Touring OKLAHOMA CITY had no trouble at all whipping West Texas State 86-68. NEW-MEXICO took the boards away from Texas Western and beat the Miners 69-58.

THE WEST

THE TOP THREE:

1. UCLA (14-2)
2. ARIZONA (14-4)
3. SAN FRANCISCO (13-2)

Western AC teams were standing tall last week. While ARIZONA'S pressure defense took the fight out of San Francisco, 6-foot-5 Albert Johnson, bouncing up and down like a yo-yo. blocked shots and pulled down rebounds, and the Wildcats beat the Dons handily 71-56. Arizona also whipped Arizona State College 89-63 and Memphis State 99-64. SAN FRANCISCO recovered to beat Arizona State 91-75.

UTAH'S Jack Gardner decided that his team could not hope to stop Utah State's Wayne Estes but he figured that his smallish Redskins could outrun the Aggies. That's just what happened.
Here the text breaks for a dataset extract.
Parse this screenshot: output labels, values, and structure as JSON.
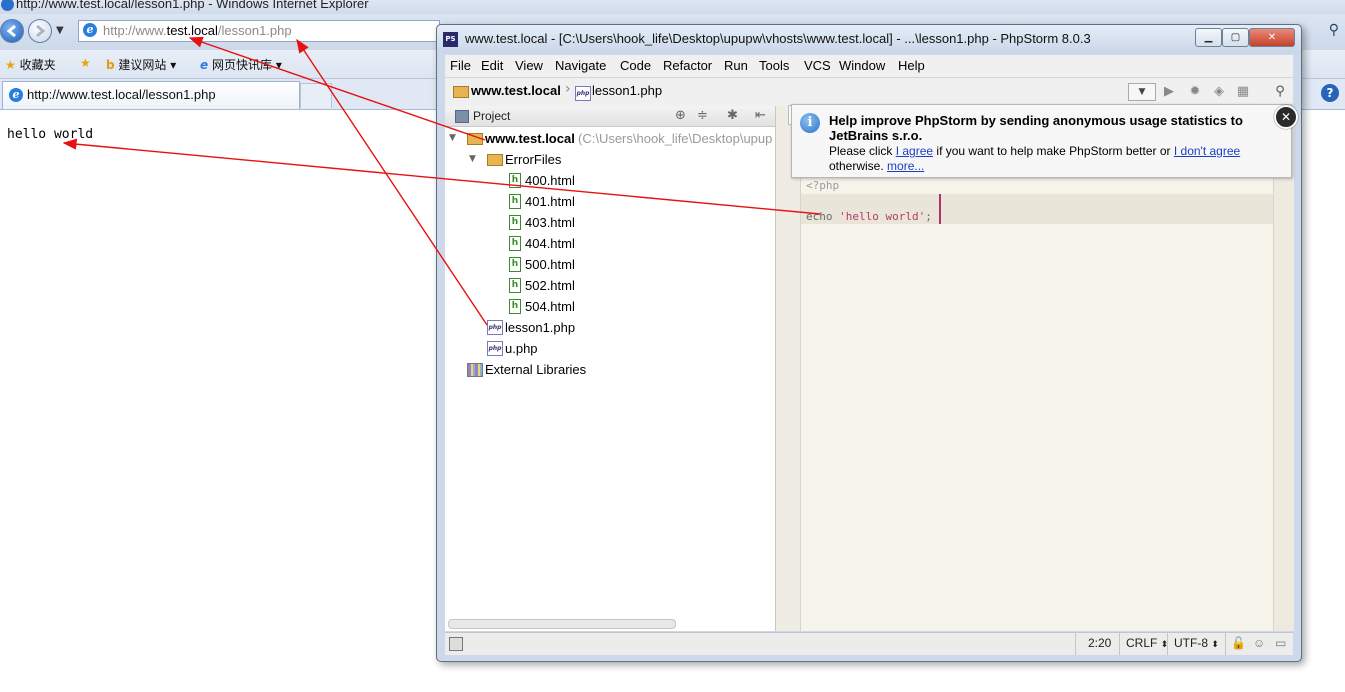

Estes scored 43 points, but Utah won the game 111-104. BRIGHAM YOUNG, running and shooting for all it was worth, rocked depleted Air Force 111-77 and Denver 96-85, while WYOMING, coming on fast now, beat San Jose State 92-70 and Air Force 75-62. NEW MEXICO'S sure-handed defense, the best in the nation, was too much for New Mexico State and the Aggies succumbed 62-37.

PHOTOSOPHOMORE STARS Edgar Laccy of UCLA (54) and Gerry Jones of Iowa (23) rise to the occasion in big game at Chicago.

HOLE YARDS PAR R1 R2 R3 R4
OUT
HOLE YARDS PAR R1 R2 R3 R4
IN
Eagle (-2)
Birdie (-1)
Bogey (+1)
Double Bogey (+2)